(Source data)
----------------------------------------

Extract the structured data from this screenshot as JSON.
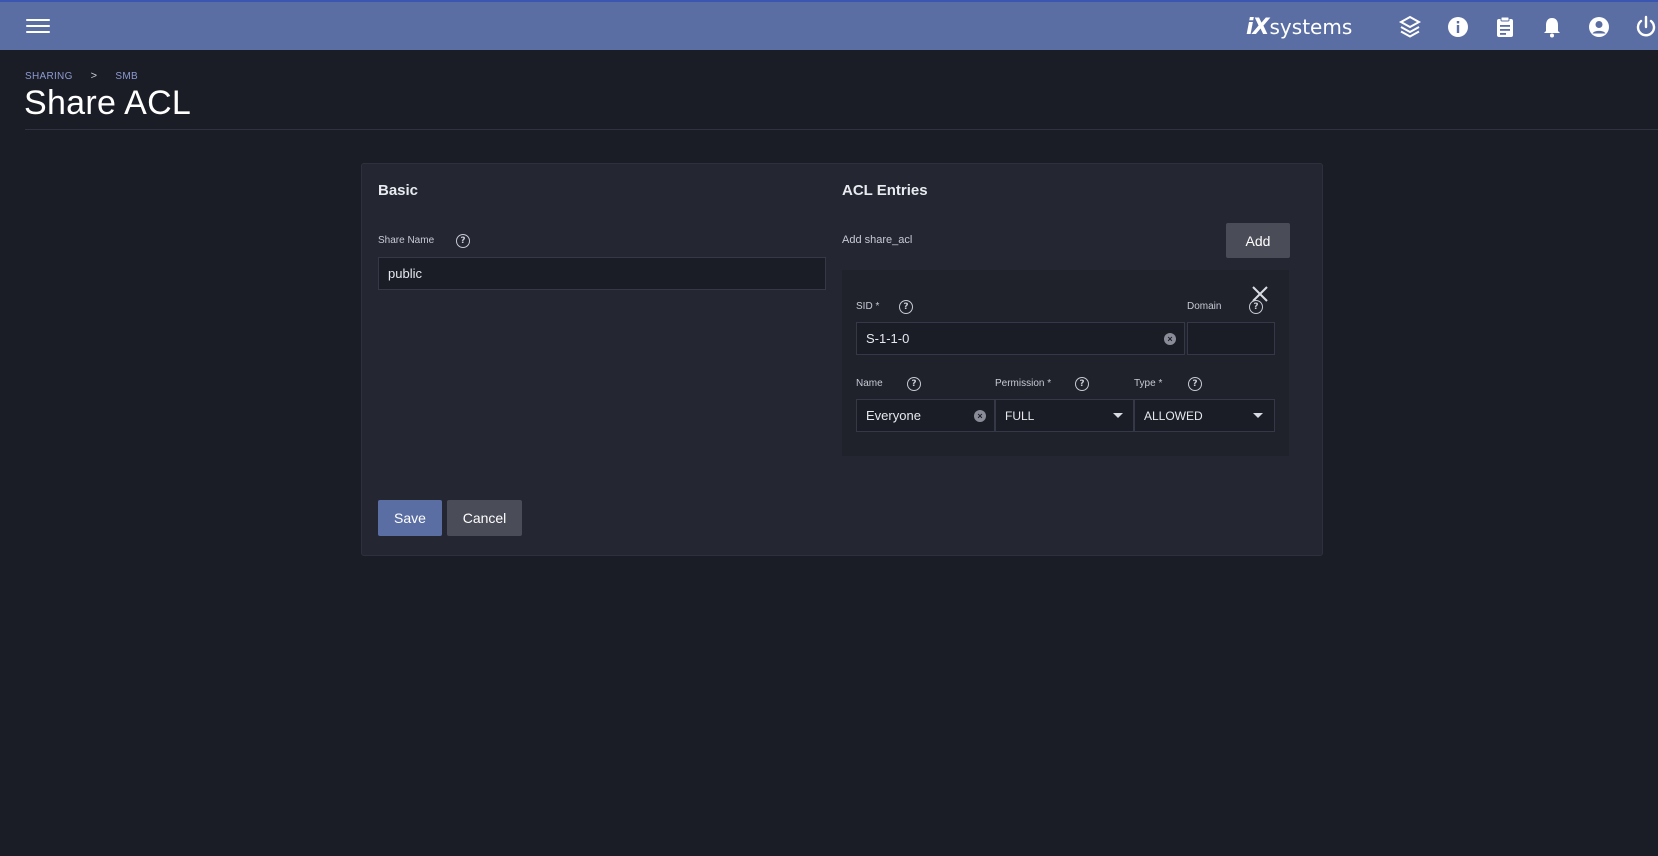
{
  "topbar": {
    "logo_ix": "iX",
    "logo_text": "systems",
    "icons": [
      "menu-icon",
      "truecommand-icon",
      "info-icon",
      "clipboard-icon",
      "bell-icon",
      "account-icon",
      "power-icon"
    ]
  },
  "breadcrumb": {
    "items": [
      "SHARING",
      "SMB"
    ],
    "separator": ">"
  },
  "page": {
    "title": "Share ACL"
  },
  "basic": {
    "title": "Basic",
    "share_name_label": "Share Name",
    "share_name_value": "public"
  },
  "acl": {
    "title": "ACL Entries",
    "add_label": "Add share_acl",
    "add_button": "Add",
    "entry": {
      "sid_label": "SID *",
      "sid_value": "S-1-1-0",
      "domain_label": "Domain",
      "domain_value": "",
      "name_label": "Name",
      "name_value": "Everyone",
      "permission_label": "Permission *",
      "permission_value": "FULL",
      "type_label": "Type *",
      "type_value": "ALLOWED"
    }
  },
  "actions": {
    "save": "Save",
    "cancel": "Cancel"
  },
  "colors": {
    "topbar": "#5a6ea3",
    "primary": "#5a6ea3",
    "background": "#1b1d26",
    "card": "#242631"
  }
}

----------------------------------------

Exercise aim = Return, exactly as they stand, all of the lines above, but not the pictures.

Response below =
Extract the structured data from this screenshot as JSON.
{
  "topbar": {
    "logo_ix": "iX",
    "logo_text": "systems",
    "icons": [
      "menu-icon",
      "truecommand-icon",
      "info-icon",
      "clipboard-icon",
      "bell-icon",
      "account-icon",
      "power-icon"
    ]
  },
  "breadcrumb": {
    "items": [
      "SHARING",
      "SMB"
    ],
    "separator": ">"
  },
  "page": {
    "title": "Share ACL"
  },
  "basic": {
    "title": "Basic",
    "share_name_label": "Share Name",
    "share_name_value": "public"
  },
  "acl": {
    "title": "ACL Entries",
    "add_label": "Add share_acl",
    "add_button": "Add",
    "entry": {
      "sid_label": "SID *",
      "sid_value": "S-1-1-0",
      "domain_label": "Domain",
      "domain_value": "",
      "name_label": "Name",
      "name_value": "Everyone",
      "permission_label": "Permission *",
      "permission_value": "FULL",
      "type_label": "Type *",
      "type_value": "ALLOWED"
    }
  },
  "actions": {
    "save": "Save",
    "cancel": "Cancel"
  },
  "colors": {
    "topbar": "#5a6ea3",
    "primary": "#5a6ea3",
    "background": "#1b1d26",
    "card": "#242631"
  }
}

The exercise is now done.